But they didn’t mean “Jerusalem as it is now.” They didn’t mean divided, war-torn, and tense Jerusalem. They were looking forward, away from a challenging story. What I didn’t tell you is that we spent the majority of the night up to that point looking at the hard edges of history. We grieved the exiles, the Holocaust, the distance and isolation.
The Seder meal is not a moment of nostalgia. It is a moment for reality.
So it makes sense that Jesus would not take the Feast of Unleavened Bread and turn it into a rose-colored jaunt into nostalgia, Christian-style. Instead, He presented a way that united the disciples and generations of Jesus-followers yet to come with the beautiful and the brutal story of life fully lived.
Henri Nouwen in his book Life of the Beloved calls out four movements within the Eucharist passages and attaches them to people like you and I. People who hunt for nostalgia. During the meal, Nouwen says, Jesus asks the disciples to eat the meal and “Remember me.”

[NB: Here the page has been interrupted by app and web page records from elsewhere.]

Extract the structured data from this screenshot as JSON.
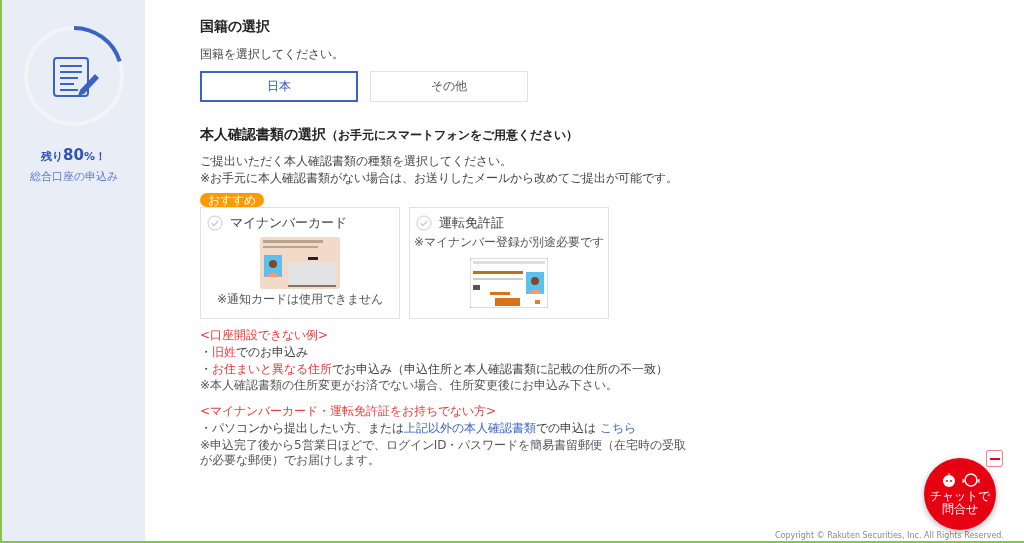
{
  "sidebar": {
    "progress": {
      "level": 0.2
    },
    "remaining": {
      "prefix": "残り",
      "value": "80",
      "suffix": "%！"
    },
    "subtitle": "総合口座の申込み"
  },
  "nationality": {
    "heading": "国籍の選択",
    "hint": "国籍を選択してください。",
    "options": [
      {
        "label": "日本",
        "selected": true
      },
      {
        "label": "その他",
        "selected": false
      }
    ]
  },
  "id_documents": {
    "heading": "本人確認書類の選択",
    "heading_note": "（お手元にスマートフォンをご用意ください）",
    "intro": [
      "ご提出いただく本人確認書類の種類を選択してください。",
      "※お手元に本人確認書類がない場合は、お送りしたメールから改めてご提出が可能です。"
    ],
    "cards": [
      {
        "kind": "mynumber",
        "badge": "おすすめ",
        "title": "マイナンバーカード",
        "note": "※通知カードは使用できません",
        "checked": false
      },
      {
        "kind": "license",
        "title": "運転免許証",
        "note": "※マイナンバー登録が別途必要です",
        "checked": false
      }
    ]
  },
  "notices": [
    {
      "heading": "<口座開設できない例>",
      "lines": [
        {
          "kind": "bullet",
          "segments": [
            {
              "kind": "plain",
              "text": "・"
            },
            {
              "kind": "red",
              "text": "旧姓"
            },
            {
              "kind": "plain",
              "text": "でのお申込み"
            }
          ]
        },
        {
          "kind": "bullet",
          "segments": [
            {
              "kind": "plain",
              "text": "・"
            },
            {
              "kind": "red",
              "text": "お住まいと異なる住所"
            },
            {
              "kind": "plain",
              "text": "でお申込み（申込住所と本人確認書類に記載の住所の不一致）"
            }
          ]
        },
        {
          "kind": "note",
          "segments": [
            {
              "kind": "plain",
              "text": "※本人確認書類の住所変更がお済でない場合、住所変更後にお申込み下さい。"
            }
          ]
        }
      ]
    },
    {
      "heading": "<マイナンバーカード・運転免許証をお持ちでない方>",
      "lines": [
        {
          "kind": "bullet",
          "segments": [
            {
              "kind": "plain",
              "text": "・パソコンから提出したい方、または"
            },
            {
              "kind": "blue",
              "text": "上記以外の本人確認書類"
            },
            {
              "kind": "plain",
              "text": "での申込は "
            },
            {
              "kind": "link",
              "text": "こちら"
            }
          ]
        },
        {
          "kind": "note",
          "segments": [
            {
              "kind": "plain",
              "text": "※申込完了後から5営業日ほどで、ログインID・パスワードを簡易書留郵便（在宅時の受取が必要な郵便）でお届けします。"
            }
          ]
        }
      ]
    }
  ],
  "chat": {
    "label_lines": [
      "チャットで",
      "問合せ"
    ]
  },
  "footer": "Copyright © Rakuten Securities, Inc. All Rights Reserved."
}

My question has always been, “What specifically do we need to remember?” Or, a second and equally relevant question, “How do we remember it?”
Knowing death was imminent, Jesus understood this was not a time for “good old days” or the golden tales of better times. Instead, he invited the disciples into something different.
He took the bread. (You are chosen to be here, to be part of this.)
He blessed the bread. (You are not merely tolerated; instead you are spoken-well-of.)
He broke the bread. (Your stories and your selves carry deep fractures. I now know how that feels. You are not alone.)
He gave the bread. (Only broken pieces can be given away. You are a gift to the world, fissures and all.)
In this invitation, we’re called away from the “good old days.” The days when church and Christianity was the dominant, respected cultural organization.
Maybe we are invited to leave behind our way of believing certain things, holding to them as if they are God Himself? Instead, we remember that even the Passover meal was a signpost. It pointed away from itself to something bigger.
I don’t know what the “good old days” look like to you – what your Saturday morning YouTube rabbit hole consists of – but what I do know is that there is no formation without our memories.
Beyond that, if we have edited our memories for public consumption the kind of formation we can expect is lifeless and impotent.
Only when we remember that the good old days weren’t good for everyone will we be able to grasp fully our taken, blessed, broken, and given vocation.
*If you’re interested in more on this idea, check out my book As I Recall: Discovering the Place of Memories In Our Spiritual Life.